§ **What to work on**: Give the records below again in full, exactly as written, but without any images.

§ **Supplied records**:
◆ ◆ ◆ ◆
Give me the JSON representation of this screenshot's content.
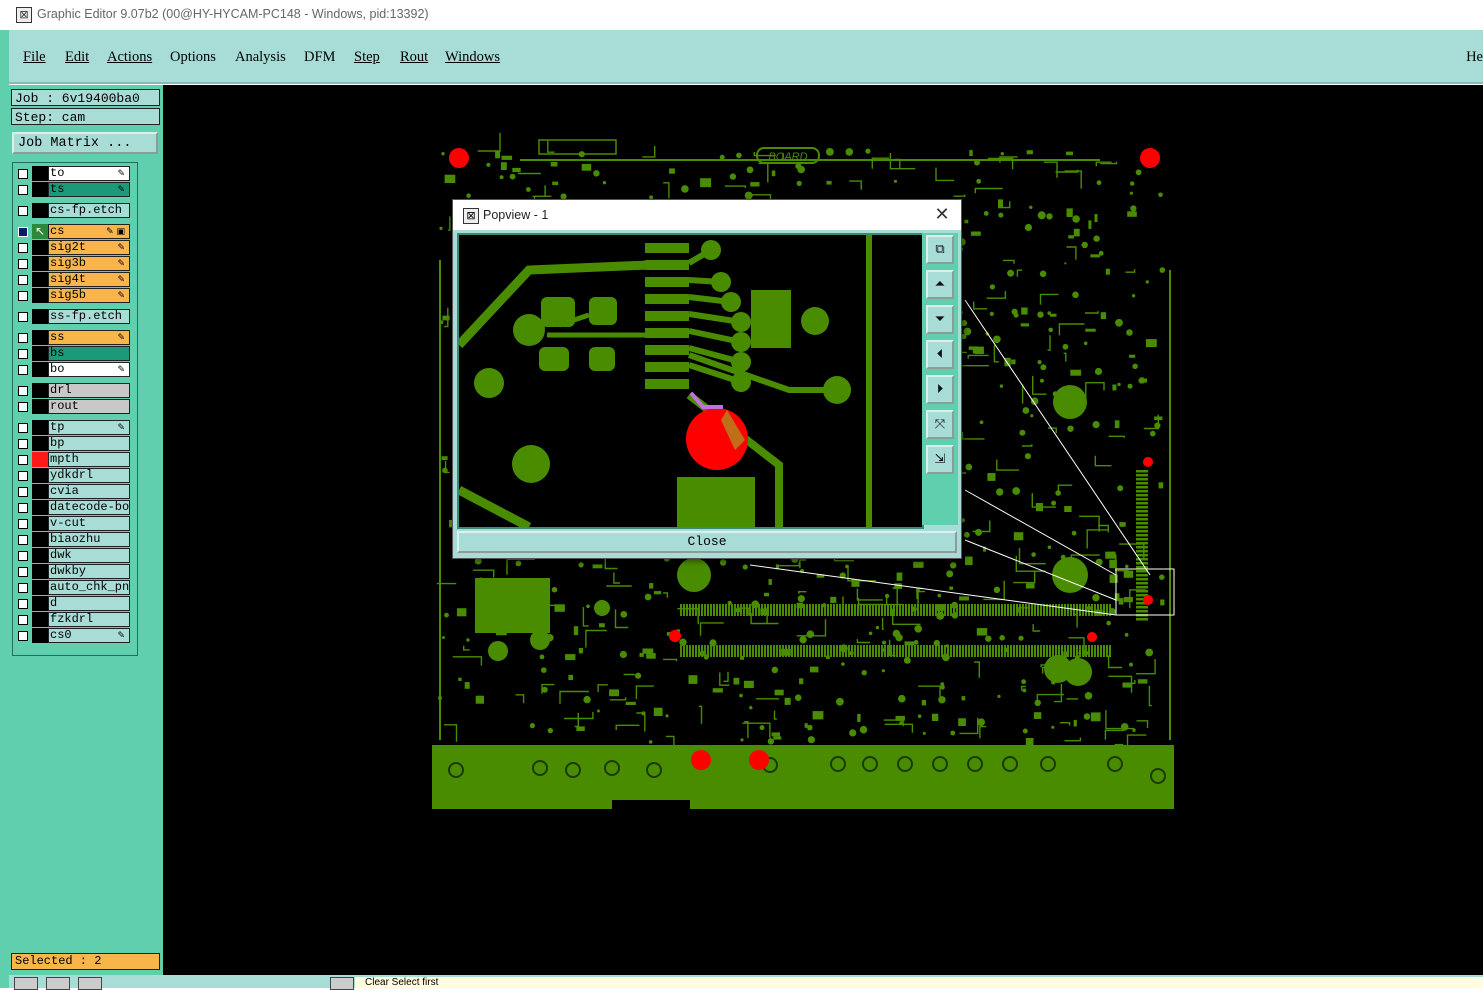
{
  "window": {
    "title": "Graphic Editor 9.07b2 (00@HY-HYCAM-PC148 - Windows, pid:13392)",
    "icon": "app-icon"
  },
  "menu": {
    "items": [
      "File",
      "Edit",
      "Actions",
      "Options",
      "Analysis",
      "DFM",
      "Step",
      "Rout",
      "Windows"
    ],
    "help": "He"
  },
  "job": {
    "label": "Job : 6v19400ba0",
    "step": "Step: cam",
    "matrix_button": "Job Matrix ..."
  },
  "layers": [
    {
      "name": "to",
      "color": "#ffffff",
      "marker": "✎",
      "checked": false
    },
    {
      "name": "ts",
      "color": "#1a9a78",
      "marker": "✎",
      "checked": false
    },
    {
      "name": "cs-fp.etch",
      "color": "#a8dcd6",
      "marker": "",
      "checked": false
    },
    {
      "name": "cs",
      "color": "#f7b54a",
      "marker": "✎ ▣",
      "checked": true,
      "work": true
    },
    {
      "name": "sig2t",
      "color": "#f7b54a",
      "marker": "✎",
      "checked": false
    },
    {
      "name": "sig3b",
      "color": "#f7b54a",
      "marker": "✎",
      "checked": false
    },
    {
      "name": "sig4t",
      "color": "#f7b54a",
      "marker": "✎",
      "checked": false
    },
    {
      "name": "sig5b",
      "color": "#f7b54a",
      "marker": "✎",
      "checked": false
    },
    {
      "name": "ss-fp.etch",
      "color": "#a8dcd6",
      "marker": "",
      "checked": false
    },
    {
      "name": "ss",
      "color": "#f7b54a",
      "marker": "✎",
      "checked": false
    },
    {
      "name": "bs",
      "color": "#1a9a78",
      "marker": "",
      "checked": false
    },
    {
      "name": "bo",
      "color": "#ffffff",
      "marker": "✎",
      "checked": false
    },
    {
      "name": "drl",
      "color": "#c8c8c8",
      "marker": "",
      "checked": false
    },
    {
      "name": "rout",
      "color": "#c8c8c8",
      "marker": "",
      "checked": false
    },
    {
      "name": "tp",
      "color": "#a8dcd6",
      "marker": "✎",
      "checked": false
    },
    {
      "name": "bp",
      "color": "#a8dcd6",
      "marker": "",
      "checked": false
    },
    {
      "name": "mpth",
      "color": "#a8dcd6",
      "marker": "",
      "checked": false,
      "affected": true
    },
    {
      "name": "ydkdrl",
      "color": "#a8dcd6",
      "marker": "",
      "checked": false
    },
    {
      "name": "cvia",
      "color": "#a8dcd6",
      "marker": "",
      "checked": false
    },
    {
      "name": "datecode-bo",
      "color": "#a8dcd6",
      "marker": "",
      "checked": false
    },
    {
      "name": "v-cut",
      "color": "#a8dcd6",
      "marker": "",
      "checked": false
    },
    {
      "name": "biaozhu",
      "color": "#a8dcd6",
      "marker": "",
      "checked": false
    },
    {
      "name": "dwk",
      "color": "#a8dcd6",
      "marker": "",
      "checked": false
    },
    {
      "name": "dwkby",
      "color": "#a8dcd6",
      "marker": "",
      "checked": false
    },
    {
      "name": "auto_chk_pn",
      "color": "#a8dcd6",
      "marker": "",
      "checked": false
    },
    {
      "name": "d",
      "color": "#a8dcd6",
      "marker": "",
      "checked": false
    },
    {
      "name": "fzkdrl",
      "color": "#a8dcd6",
      "marker": "",
      "checked": false
    },
    {
      "name": "cs0",
      "color": "#a8dcd6",
      "marker": "✎",
      "checked": false
    }
  ],
  "selected": "Selected : 2",
  "board": {
    "label": "BOARD",
    "copper_color": "#4a8c00",
    "pad_color": "#ff0000",
    "bg": "#000000"
  },
  "popview": {
    "title": "Popview - 1",
    "close": "Close",
    "tool_icons": [
      "zoom-fit-icon",
      "pan-up-icon",
      "pan-down-icon",
      "pan-left-icon",
      "pan-right-icon",
      "zoom-in-icon",
      "zoom-out-icon"
    ]
  },
  "status": {
    "text": "Clear Select first"
  }
}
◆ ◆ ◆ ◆
§ **Task response**:
Give me the JSON representation of this screenshot's content.
{
  "window": {
    "title": "Graphic Editor 9.07b2 (00@HY-HYCAM-PC148 - Windows, pid:13392)",
    "icon": "app-icon"
  },
  "menu": {
    "items": [
      "File",
      "Edit",
      "Actions",
      "Options",
      "Analysis",
      "DFM",
      "Step",
      "Rout",
      "Windows"
    ],
    "help": "He"
  },
  "job": {
    "label": "Job : 6v19400ba0",
    "step": "Step: cam",
    "matrix_button": "Job Matrix ..."
  },
  "layers": [
    {
      "name": "to",
      "color": "#ffffff",
      "marker": "✎",
      "checked": false
    },
    {
      "name": "ts",
      "color": "#1a9a78",
      "marker": "✎",
      "checked": false
    },
    {
      "name": "cs-fp.etch",
      "color": "#a8dcd6",
      "marker": "",
      "checked": false
    },
    {
      "name": "cs",
      "color": "#f7b54a",
      "marker": "✎ ▣",
      "checked": true,
      "work": true
    },
    {
      "name": "sig2t",
      "color": "#f7b54a",
      "marker": "✎",
      "checked": false
    },
    {
      "name": "sig3b",
      "color": "#f7b54a",
      "marker": "✎",
      "checked": false
    },
    {
      "name": "sig4t",
      "color": "#f7b54a",
      "marker": "✎",
      "checked": false
    },
    {
      "name": "sig5b",
      "color": "#f7b54a",
      "marker": "✎",
      "checked": false
    },
    {
      "name": "ss-fp.etch",
      "color": "#a8dcd6",
      "marker": "",
      "checked": false
    },
    {
      "name": "ss",
      "color": "#f7b54a",
      "marker": "✎",
      "checked": false
    },
    {
      "name": "bs",
      "color": "#1a9a78",
      "marker": "",
      "checked": false
    },
    {
      "name": "bo",
      "color": "#ffffff",
      "marker": "✎",
      "checked": false
    },
    {
      "name": "drl",
      "color": "#c8c8c8",
      "marker": "",
      "checked": false
    },
    {
      "name": "rout",
      "color": "#c8c8c8",
      "marker": "",
      "checked": false
    },
    {
      "name": "tp",
      "color": "#a8dcd6",
      "marker": "✎",
      "checked": false
    },
    {
      "name": "bp",
      "color": "#a8dcd6",
      "marker": "",
      "checked": false
    },
    {
      "name": "mpth",
      "color": "#a8dcd6",
      "marker": "",
      "checked": false,
      "affected": true
    },
    {
      "name": "ydkdrl",
      "color": "#a8dcd6",
      "marker": "",
      "checked": false
    },
    {
      "name": "cvia",
      "color": "#a8dcd6",
      "marker": "",
      "checked": false
    },
    {
      "name": "datecode-bo",
      "color": "#a8dcd6",
      "marker": "",
      "checked": false
    },
    {
      "name": "v-cut",
      "color": "#a8dcd6",
      "marker": "",
      "checked": false
    },
    {
      "name": "biaozhu",
      "color": "#a8dcd6",
      "marker": "",
      "checked": false
    },
    {
      "name": "dwk",
      "color": "#a8dcd6",
      "marker": "",
      "checked": false
    },
    {
      "name": "dwkby",
      "color": "#a8dcd6",
      "marker": "",
      "checked": false
    },
    {
      "name": "auto_chk_pn",
      "color": "#a8dcd6",
      "marker": "",
      "checked": false
    },
    {
      "name": "d",
      "color": "#a8dcd6",
      "marker": "",
      "checked": false
    },
    {
      "name": "fzkdrl",
      "color": "#a8dcd6",
      "marker": "",
      "checked": false
    },
    {
      "name": "cs0",
      "color": "#a8dcd6",
      "marker": "✎",
      "checked": false
    }
  ],
  "selected": "Selected : 2",
  "board": {
    "label": "BOARD",
    "copper_color": "#4a8c00",
    "pad_color": "#ff0000",
    "bg": "#000000"
  },
  "popview": {
    "title": "Popview - 1",
    "close": "Close",
    "tool_icons": [
      "zoom-fit-icon",
      "pan-up-icon",
      "pan-down-icon",
      "pan-left-icon",
      "pan-right-icon",
      "zoom-in-icon",
      "zoom-out-icon"
    ]
  },
  "status": {
    "text": "Clear Select first"
  }
}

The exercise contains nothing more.